• **Your goal**: Search the entries for the word "time" and return every line where it is found.

---------- Supplied information ----------

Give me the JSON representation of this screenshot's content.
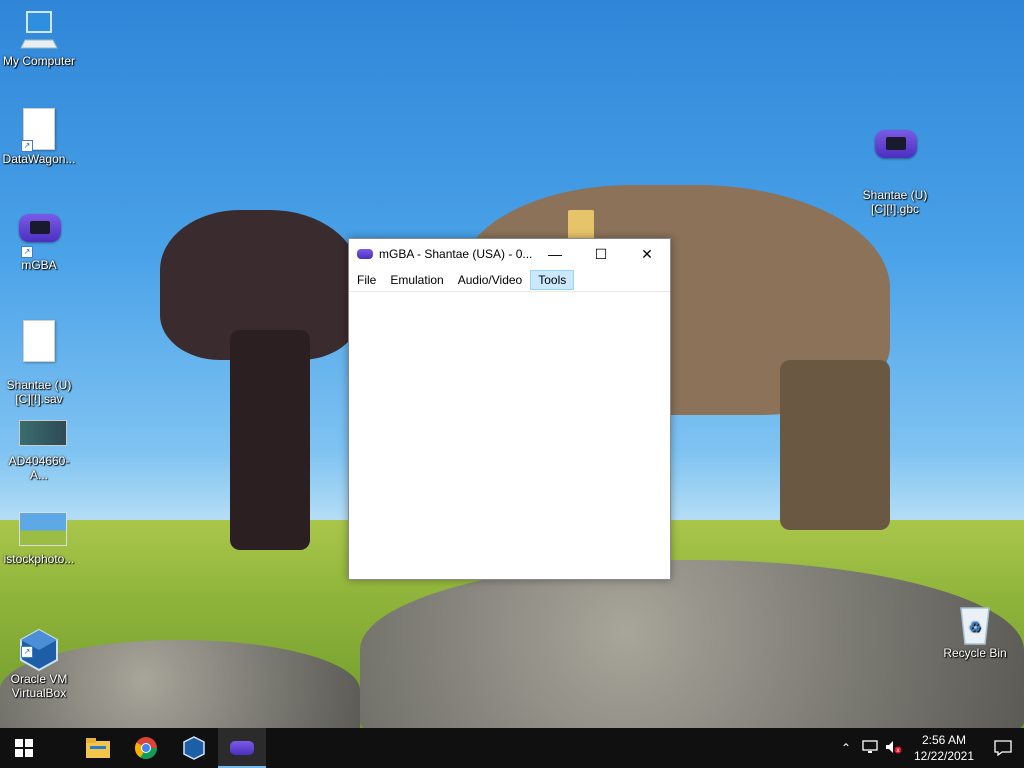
{
  "desktop": {
    "icons": [
      {
        "label": "My Computer",
        "icon": "computer-icon"
      },
      {
        "label": "DataWagon...",
        "icon": "file-icon"
      },
      {
        "label": "mGBA",
        "icon": "gba-icon"
      },
      {
        "label": "Shantae (U)\n[C][!].sav",
        "icon": "file-icon"
      },
      {
        "label": "AD404660-A...",
        "icon": "image-icon"
      },
      {
        "label": "istockphoto...",
        "icon": "image-icon"
      },
      {
        "label": "Oracle VM\nVirtualBox",
        "icon": "virtualbox-icon"
      },
      {
        "label": "Shantae (U)\n[C][!].gbc",
        "icon": "gba-icon"
      },
      {
        "label": "Recycle Bin",
        "icon": "recycle-bin-icon"
      }
    ]
  },
  "window": {
    "title": "mGBA - Shantae (USA) - 0....",
    "controls": {
      "minimize": "—",
      "maximize": "☐",
      "close": "✕"
    },
    "menu": [
      "File",
      "Emulation",
      "Audio/Video",
      "Tools"
    ]
  },
  "taskbar": {
    "apps": [
      "start-icon",
      "file-explorer-icon",
      "chrome-icon",
      "virtualbox-icon",
      "mgba-icon"
    ],
    "tray": {
      "time": "2:56 AM",
      "date": "12/22/2021"
    }
  }
}
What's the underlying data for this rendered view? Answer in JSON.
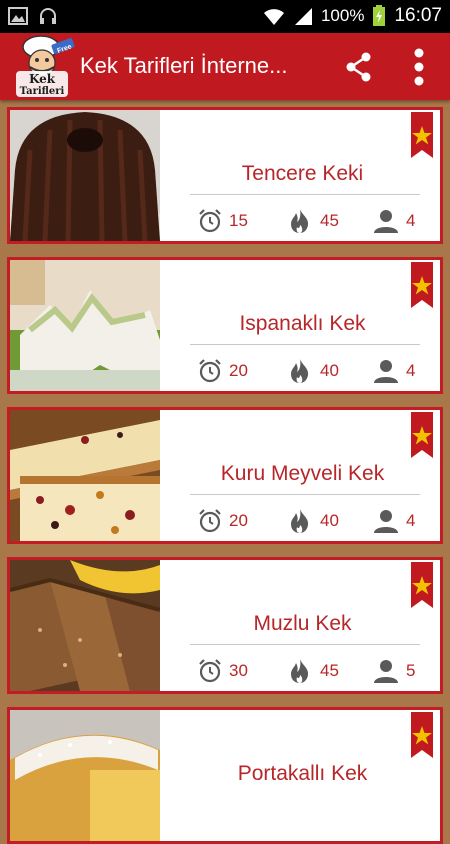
{
  "status_bar": {
    "battery": "100%",
    "time": "16:07"
  },
  "app_bar": {
    "logo_text": [
      "Kek",
      "Tarifleri"
    ],
    "logo_badge": "Free",
    "title": "Kek Tarifleri İnterne..."
  },
  "recipes": [
    {
      "name": "Tencere Keki",
      "time": "15",
      "calories": "45",
      "servings": "4"
    },
    {
      "name": "Ispanaklı Kek",
      "time": "20",
      "calories": "40",
      "servings": "4"
    },
    {
      "name": "Kuru Meyveli Kek",
      "time": "20",
      "calories": "40",
      "servings": "4"
    },
    {
      "name": "Muzlu Kek",
      "time": "30",
      "calories": "45",
      "servings": "5"
    },
    {
      "name": "Portakallı Kek",
      "time": "",
      "calories": "",
      "servings": ""
    }
  ],
  "colors": {
    "accent": "#c0191f",
    "text_red": "#b7272a",
    "background": "#a8784a"
  }
}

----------

• **Solution to this exercise**:
      "time": "2:56 AM",
    "time": "16:07"
      "time": "15",
      "time": "20",
      "time": "20",
      "time": "30",
      "time": "",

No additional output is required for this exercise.